* PROBLEM *
Produce an exact copy of all the records.

* GIVEN ENTRIES *
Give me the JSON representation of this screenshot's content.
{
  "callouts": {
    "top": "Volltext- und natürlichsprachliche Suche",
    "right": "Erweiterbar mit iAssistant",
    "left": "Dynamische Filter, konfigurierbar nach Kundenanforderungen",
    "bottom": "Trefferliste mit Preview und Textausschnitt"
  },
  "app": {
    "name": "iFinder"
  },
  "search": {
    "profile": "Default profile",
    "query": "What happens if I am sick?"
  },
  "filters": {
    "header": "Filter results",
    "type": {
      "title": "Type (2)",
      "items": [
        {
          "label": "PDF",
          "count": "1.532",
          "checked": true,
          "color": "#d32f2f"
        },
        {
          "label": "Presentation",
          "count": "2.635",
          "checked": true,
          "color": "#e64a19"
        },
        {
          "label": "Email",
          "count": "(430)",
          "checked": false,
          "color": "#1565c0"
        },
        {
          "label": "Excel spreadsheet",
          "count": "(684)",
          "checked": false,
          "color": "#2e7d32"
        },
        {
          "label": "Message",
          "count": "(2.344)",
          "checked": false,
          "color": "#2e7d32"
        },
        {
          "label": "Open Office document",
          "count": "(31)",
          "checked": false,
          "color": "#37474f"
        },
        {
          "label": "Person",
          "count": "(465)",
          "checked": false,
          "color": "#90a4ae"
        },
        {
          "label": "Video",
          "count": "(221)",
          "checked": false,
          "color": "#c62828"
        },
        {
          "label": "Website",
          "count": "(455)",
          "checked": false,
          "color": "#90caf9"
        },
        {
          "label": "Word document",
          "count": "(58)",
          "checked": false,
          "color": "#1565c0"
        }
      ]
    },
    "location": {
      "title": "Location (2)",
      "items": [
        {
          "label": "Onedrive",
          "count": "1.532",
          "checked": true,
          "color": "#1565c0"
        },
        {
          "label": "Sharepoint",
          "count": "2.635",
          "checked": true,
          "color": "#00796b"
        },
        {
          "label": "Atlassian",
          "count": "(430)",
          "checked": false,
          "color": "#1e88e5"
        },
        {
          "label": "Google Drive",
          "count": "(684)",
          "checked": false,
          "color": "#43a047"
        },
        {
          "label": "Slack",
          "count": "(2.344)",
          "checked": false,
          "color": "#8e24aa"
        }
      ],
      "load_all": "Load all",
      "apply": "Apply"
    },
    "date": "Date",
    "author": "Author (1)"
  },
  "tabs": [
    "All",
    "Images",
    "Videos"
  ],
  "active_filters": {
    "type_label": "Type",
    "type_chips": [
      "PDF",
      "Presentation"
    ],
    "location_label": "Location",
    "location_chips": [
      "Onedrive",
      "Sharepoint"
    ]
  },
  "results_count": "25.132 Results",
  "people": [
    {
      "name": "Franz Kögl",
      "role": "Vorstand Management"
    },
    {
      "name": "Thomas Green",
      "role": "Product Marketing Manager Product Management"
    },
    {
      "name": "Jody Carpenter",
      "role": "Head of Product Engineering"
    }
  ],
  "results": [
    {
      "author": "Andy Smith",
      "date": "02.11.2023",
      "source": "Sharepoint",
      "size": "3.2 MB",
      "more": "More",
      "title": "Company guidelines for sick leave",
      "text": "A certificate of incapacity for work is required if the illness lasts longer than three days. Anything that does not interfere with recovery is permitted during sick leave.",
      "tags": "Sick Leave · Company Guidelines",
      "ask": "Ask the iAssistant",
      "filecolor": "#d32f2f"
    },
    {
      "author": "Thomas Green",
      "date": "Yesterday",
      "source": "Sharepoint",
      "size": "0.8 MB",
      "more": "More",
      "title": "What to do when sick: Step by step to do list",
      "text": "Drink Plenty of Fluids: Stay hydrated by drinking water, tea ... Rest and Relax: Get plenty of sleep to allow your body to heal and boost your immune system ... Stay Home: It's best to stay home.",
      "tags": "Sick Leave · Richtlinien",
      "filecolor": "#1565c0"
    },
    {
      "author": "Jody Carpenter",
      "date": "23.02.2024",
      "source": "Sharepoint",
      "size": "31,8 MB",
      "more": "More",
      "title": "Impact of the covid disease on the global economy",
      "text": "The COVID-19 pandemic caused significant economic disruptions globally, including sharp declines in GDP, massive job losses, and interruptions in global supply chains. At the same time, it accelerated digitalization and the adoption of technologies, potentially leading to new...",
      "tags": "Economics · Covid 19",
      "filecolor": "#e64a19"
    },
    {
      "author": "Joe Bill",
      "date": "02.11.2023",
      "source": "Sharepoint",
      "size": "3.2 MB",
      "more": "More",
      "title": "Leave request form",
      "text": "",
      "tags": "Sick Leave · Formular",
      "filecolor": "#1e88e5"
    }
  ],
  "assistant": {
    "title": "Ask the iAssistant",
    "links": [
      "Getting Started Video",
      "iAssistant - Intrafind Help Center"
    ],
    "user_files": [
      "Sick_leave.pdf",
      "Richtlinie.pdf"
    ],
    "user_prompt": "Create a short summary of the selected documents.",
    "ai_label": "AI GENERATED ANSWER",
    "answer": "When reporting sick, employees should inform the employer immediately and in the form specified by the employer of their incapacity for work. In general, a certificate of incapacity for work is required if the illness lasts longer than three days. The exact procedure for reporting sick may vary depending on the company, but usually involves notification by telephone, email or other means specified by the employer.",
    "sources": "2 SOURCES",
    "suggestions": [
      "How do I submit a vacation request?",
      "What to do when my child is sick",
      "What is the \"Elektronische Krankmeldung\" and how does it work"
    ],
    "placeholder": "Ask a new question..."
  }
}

* ANSWER TO THIS TASK *
Give me the JSON representation of this screenshot's content.
{
  "callouts": {
    "top": "Volltext- und natürlichsprachliche Suche",
    "right": "Erweiterbar mit iAssistant",
    "left": "Dynamische Filter, konfigurierbar nach Kundenanforderungen",
    "bottom": "Trefferliste mit Preview und Textausschnitt"
  },
  "app": {
    "name": "iFinder"
  },
  "search": {
    "profile": "Default profile",
    "query": "What happens if I am sick?"
  },
  "filters": {
    "header": "Filter results",
    "type": {
      "title": "Type (2)",
      "items": [
        {
          "label": "PDF",
          "count": "1.532",
          "checked": true,
          "color": "#d32f2f"
        },
        {
          "label": "Presentation",
          "count": "2.635",
          "checked": true,
          "color": "#e64a19"
        },
        {
          "label": "Email",
          "count": "(430)",
          "checked": false,
          "color": "#1565c0"
        },
        {
          "label": "Excel spreadsheet",
          "count": "(684)",
          "checked": false,
          "color": "#2e7d32"
        },
        {
          "label": "Message",
          "count": "(2.344)",
          "checked": false,
          "color": "#2e7d32"
        },
        {
          "label": "Open Office document",
          "count": "(31)",
          "checked": false,
          "color": "#37474f"
        },
        {
          "label": "Person",
          "count": "(465)",
          "checked": false,
          "color": "#90a4ae"
        },
        {
          "label": "Video",
          "count": "(221)",
          "checked": false,
          "color": "#c62828"
        },
        {
          "label": "Website",
          "count": "(455)",
          "checked": false,
          "color": "#90caf9"
        },
        {
          "label": "Word document",
          "count": "(58)",
          "checked": false,
          "color": "#1565c0"
        }
      ]
    },
    "location": {
      "title": "Location (2)",
      "items": [
        {
          "label": "Onedrive",
          "count": "1.532",
          "checked": true,
          "color": "#1565c0"
        },
        {
          "label": "Sharepoint",
          "count": "2.635",
          "checked": true,
          "color": "#00796b"
        },
        {
          "label": "Atlassian",
          "count": "(430)",
          "checked": false,
          "color": "#1e88e5"
        },
        {
          "label": "Google Drive",
          "count": "(684)",
          "checked": false,
          "color": "#43a047"
        },
        {
          "label": "Slack",
          "count": "(2.344)",
          "checked": false,
          "color": "#8e24aa"
        }
      ],
      "load_all": "Load all",
      "apply": "Apply"
    },
    "date": "Date",
    "author": "Author (1)"
  },
  "tabs": [
    "All",
    "Images",
    "Videos"
  ],
  "active_filters": {
    "type_label": "Type",
    "type_chips": [
      "PDF",
      "Presentation"
    ],
    "location_label": "Location",
    "location_chips": [
      "Onedrive",
      "Sharepoint"
    ]
  },
  "results_count": "25.132 Results",
  "people": [
    {
      "name": "Franz Kögl",
      "role": "Vorstand Management"
    },
    {
      "name": "Thomas Green",
      "role": "Product Marketing Manager Product Management"
    },
    {
      "name": "Jody Carpenter",
      "role": "Head of Product Engineering"
    }
  ],
  "results": [
    {
      "author": "Andy Smith",
      "date": "02.11.2023",
      "source": "Sharepoint",
      "size": "3.2 MB",
      "more": "More",
      "title": "Company guidelines for sick leave",
      "text": "A certificate of incapacity for work is required if the illness lasts longer than three days. Anything that does not interfere with recovery is permitted during sick leave.",
      "tags": "Sick Leave · Company Guidelines",
      "ask": "Ask the iAssistant",
      "filecolor": "#d32f2f"
    },
    {
      "author": "Thomas Green",
      "date": "Yesterday",
      "source": "Sharepoint",
      "size": "0.8 MB",
      "more": "More",
      "title": "What to do when sick: Step by step to do list",
      "text": "Drink Plenty of Fluids: Stay hydrated by drinking water, tea ... Rest and Relax: Get plenty of sleep to allow your body to heal and boost your immune system ... Stay Home: It's best to stay home.",
      "tags": "Sick Leave · Richtlinien",
      "filecolor": "#1565c0"
    },
    {
      "author": "Jody Carpenter",
      "date": "23.02.2024",
      "source": "Sharepoint",
      "size": "31,8 MB",
      "more": "More",
      "title": "Impact of the covid disease on the global economy",
      "text": "The COVID-19 pandemic caused significant economic disruptions globally, including sharp declines in GDP, massive job losses, and interruptions in global supply chains. At the same time, it accelerated digitalization and the adoption of technologies, potentially leading to new...",
      "tags": "Economics · Covid 19",
      "filecolor": "#e64a19"
    },
    {
      "author": "Joe Bill",
      "date": "02.11.2023",
      "source": "Sharepoint",
      "size": "3.2 MB",
      "more": "More",
      "title": "Leave request form",
      "text": "",
      "tags": "Sick Leave · Formular",
      "filecolor": "#1e88e5"
    }
  ],
  "assistant": {
    "title": "Ask the iAssistant",
    "links": [
      "Getting Started Video",
      "iAssistant - Intrafind Help Center"
    ],
    "user_files": [
      "Sick_leave.pdf",
      "Richtlinie.pdf"
    ],
    "user_prompt": "Create a short summary of the selected documents.",
    "ai_label": "AI GENERATED ANSWER",
    "answer": "When reporting sick, employees should inform the employer immediately and in the form specified by the employer of their incapacity for work. In general, a certificate of incapacity for work is required if the illness lasts longer than three days. The exact procedure for reporting sick may vary depending on the company, but usually involves notification by telephone, email or other means specified by the employer.",
    "sources": "2 SOURCES",
    "suggestions": [
      "How do I submit a vacation request?",
      "What to do when my child is sick",
      "What is the \"Elektronische Krankmeldung\" and how does it work"
    ],
    "placeholder": "Ask a new question..."
  }
}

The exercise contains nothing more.